Macau (MNA) – Speaking on the sidelines of the iGaming Asia Congress, Aleksandr Malkov, a member of the Expert Council on Digital Economy in the State Duma of the Russian Federation, told MNA that the “best thing any government can make” is not to implement full legislation on blockchain technology but to create a flexible legal framework.
“Within this framework it is possible to have mistakes and issues arising from using blockchain technology and they won’t put you in jail because of it . . . but we can work out the rules step by step,” Mr. Malkov added.
Initially created to support cryptocurrency Bitcoin, blockchain technology is digital ledger technology that allows cryptocurrency transactions to be effected, recorded and protected.
Recently, local news broadcaster TDM reported that in January of this year the Macau Monetary Authority ordered the shutdown of several Bitcoin kiosks installed in the city in 2014 by a company called Coinnet.
The decision was made although the city currently does not possess any specific legislation regulating Bitcoin or cryptocurrencies.

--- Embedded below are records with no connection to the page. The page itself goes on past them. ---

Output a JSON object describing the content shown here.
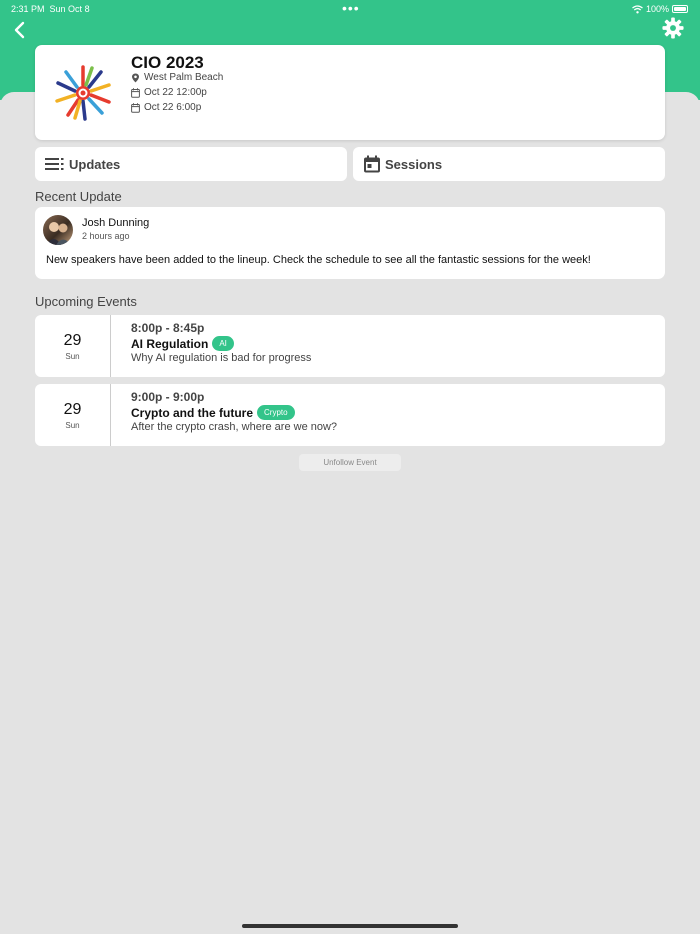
{
  "status_bar": {
    "time": "2:31 PM",
    "date": "Sun Oct 8",
    "battery": "100%"
  },
  "event": {
    "title": "CIO 2023",
    "location": "West Palm Beach",
    "start": "Oct 22 12:00p",
    "end": "Oct 22 6:00p"
  },
  "tabs": {
    "updates": "Updates",
    "sessions": "Sessions"
  },
  "recent_update": {
    "section_title": "Recent Update",
    "author": "Josh Dunning",
    "time_ago": "2 hours ago",
    "text": "New speakers have been added to the lineup. Check the schedule to see all the fantastic sessions for the week!"
  },
  "upcoming": {
    "section_title": "Upcoming Events",
    "events": [
      {
        "day": "29",
        "dow": "Sun",
        "time": "8:00p - 8:45p",
        "name": "AI Regulation",
        "tag": "AI",
        "description": "Why AI regulation is bad for progress"
      },
      {
        "day": "29",
        "dow": "Sun",
        "time": "9:00p - 9:00p",
        "name": "Crypto and the future",
        "tag": "Crypto",
        "description": "After the crypto crash, where are we now?"
      }
    ]
  },
  "unfollow_label": "Unfollow Event",
  "colors": {
    "accent": "#33c48a",
    "background": "#e3e3e3"
  },
  "icons": [
    "back-icon",
    "gear-icon",
    "location-pin-icon",
    "calendar-icon",
    "list-icon",
    "wifi-icon",
    "battery-icon"
  ]
}
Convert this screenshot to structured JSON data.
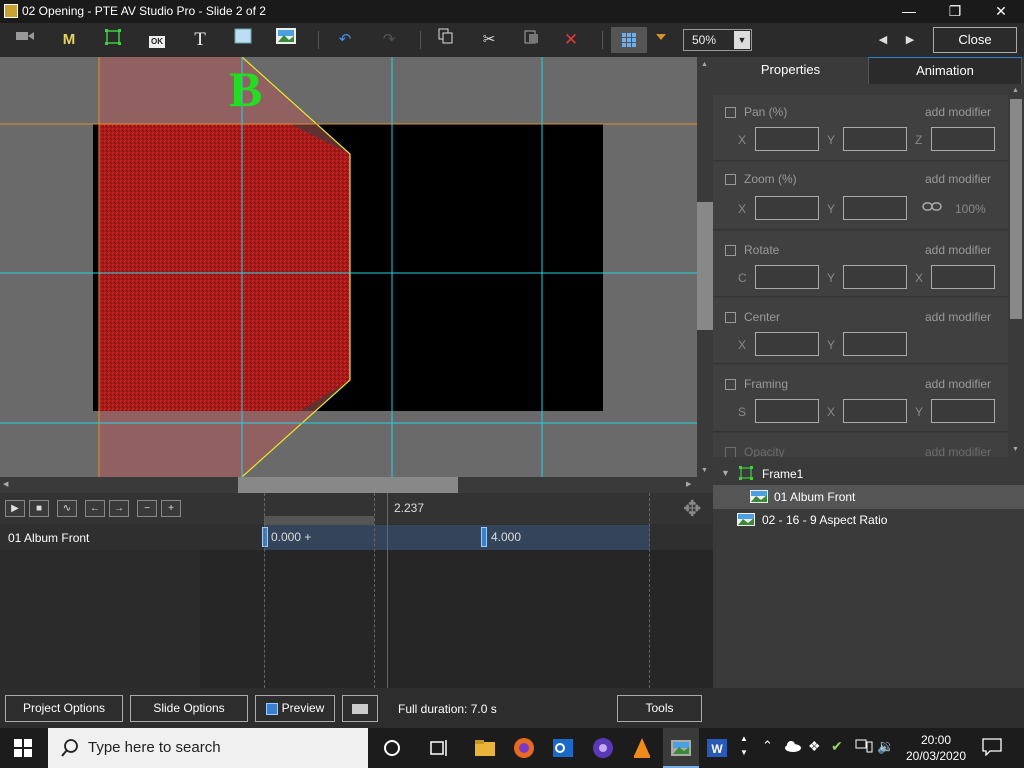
{
  "window": {
    "title": "02 Opening - PTE AV Studio Pro - Slide 2 of 2",
    "controls": [
      "—",
      "❐",
      "✕"
    ]
  },
  "toolbar": {
    "zoom_value": "50%",
    "close_label": "Close",
    "text_tool": "T",
    "mask_tool": "M",
    "ok_tool": "OK"
  },
  "canvas": {
    "letter": "B",
    "accent_green": "#22dd22",
    "guide_color": "#22d3e6",
    "guide_orange": "#e0902a"
  },
  "panel": {
    "tabs": [
      {
        "label": "Properties"
      },
      {
        "label": "Animation"
      }
    ],
    "groups": [
      {
        "label": "Pan (%)",
        "modifier": "add modifier",
        "axes": [
          "X",
          "Y",
          "Z"
        ]
      },
      {
        "label": "Zoom (%)",
        "modifier": "add modifier",
        "axes": [
          "X",
          "Y"
        ],
        "extra": "100%"
      },
      {
        "label": "Rotate",
        "modifier": "add modifier",
        "axes": [
          "C",
          "Y",
          "X"
        ]
      },
      {
        "label": "Center",
        "modifier": "add modifier",
        "axes": [
          "X",
          "Y"
        ]
      },
      {
        "label": "Framing",
        "modifier": "add modifier",
        "axes": [
          "S",
          "X",
          "Y"
        ]
      },
      {
        "label": "Opacity",
        "modifier": "add modifier"
      }
    ]
  },
  "tree": {
    "frame": "Frame1",
    "selected": "01 Album Front",
    "other": "02 - 16 - 9 Aspect Ratio"
  },
  "timeline": {
    "cursor_time": "2.237",
    "track_name": "01 Album Front",
    "keyframes": [
      {
        "label": "0.000 +"
      },
      {
        "label": "4.000"
      }
    ]
  },
  "bottom": {
    "project_options": "Project Options",
    "slide_options": "Slide Options",
    "preview": "Preview",
    "full_duration": "Full duration: 7.0 s",
    "tools": "Tools"
  },
  "taskbar": {
    "search_placeholder": "Type here to search",
    "time": "20:00",
    "date": "20/03/2020"
  }
}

Mr. Malkov is currently also serving as legal advisor for Sp8de, a company using blockchain technology for casinos and gaming operations, with the digital expert noting that in this field regulation procedures are still not solid at this time thus there are issues relating to the Know Your Client (KYC) policy.
“Anti-money laundering laws are applicable to blockchain but nobody understands how they should be applied to it […] When you talk about blockchain in casinos I think the biggest problem is that you have no assurance that the money the clients can bring to the casino are complying with anti-money laundering policy, so there is the risk that some casinos can act as money laundering facilities,” he added. “That’s why regulators from different countriesare really aware of blockchain uses to receive or pay money and cryptocurrencies.”
Mr. Malkov added that currently he believes Switzerland is preparing what he considers to be the “most comprehensive regulations for blockchain products” and that the European country even allows the payment of taxes through cryptocurrency.
However, he described the Russian Government’s attitude towards blockchain as “agressive” due to fears of losing out in regard to the financial field and banking system.
“Anything that is decentralised doesn’t need the government itself since you don’t need a mediator between the buyer and seller. So the Russian Government is very aware of losing power so they will probably regulate it hard,” he concluded.